*Exercise directions:* Your task is to reproduce the listing exactly, without its images.

━━━━━ Dataset records ━━━━━

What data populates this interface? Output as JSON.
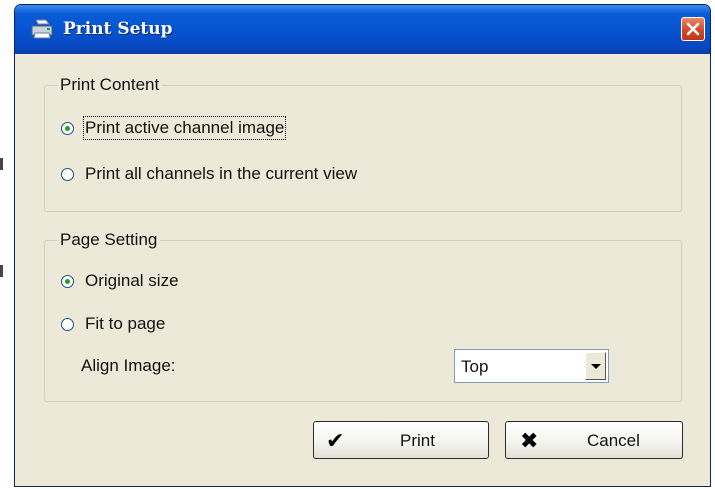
{
  "window": {
    "title": "Print Setup",
    "icon": "printer-icon",
    "close_icon": "close-icon"
  },
  "print_content": {
    "legend": "Print Content",
    "options": [
      {
        "label": "Print active channel image",
        "checked": true
      },
      {
        "label": "Print all channels in the current view",
        "checked": false
      }
    ]
  },
  "page_setting": {
    "legend": "Page Setting",
    "options": [
      {
        "label": "Original size",
        "checked": true
      },
      {
        "label": "Fit to page",
        "checked": false
      }
    ],
    "align_label": "Align Image:",
    "align_value": "Top"
  },
  "buttons": {
    "print": {
      "label": "Print",
      "icon": "checkmark-icon",
      "glyph": "✔"
    },
    "cancel": {
      "label": "Cancel",
      "icon": "cross-icon",
      "glyph": "✖"
    }
  },
  "colors": {
    "titlebar": "#0553d0",
    "dialog_bg": "#ece9d8",
    "close_button": "#d4482a",
    "radio_dot": "#21a121"
  }
}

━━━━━

*Solution to the problem:*
What data populates this interface? Output as JSON.
{
  "window": {
    "title": "Print Setup",
    "icon": "printer-icon",
    "close_icon": "close-icon"
  },
  "print_content": {
    "legend": "Print Content",
    "options": [
      {
        "label": "Print active channel image",
        "checked": true
      },
      {
        "label": "Print all channels in the current view",
        "checked": false
      }
    ]
  },
  "page_setting": {
    "legend": "Page Setting",
    "options": [
      {
        "label": "Original size",
        "checked": true
      },
      {
        "label": "Fit to page",
        "checked": false
      }
    ],
    "align_label": "Align Image:",
    "align_value": "Top"
  },
  "buttons": {
    "print": {
      "label": "Print",
      "icon": "checkmark-icon",
      "glyph": "✔"
    },
    "cancel": {
      "label": "Cancel",
      "icon": "cross-icon",
      "glyph": "✖"
    }
  },
  "colors": {
    "titlebar": "#0553d0",
    "dialog_bg": "#ece9d8",
    "close_button": "#d4482a",
    "radio_dot": "#21a121"
  }
}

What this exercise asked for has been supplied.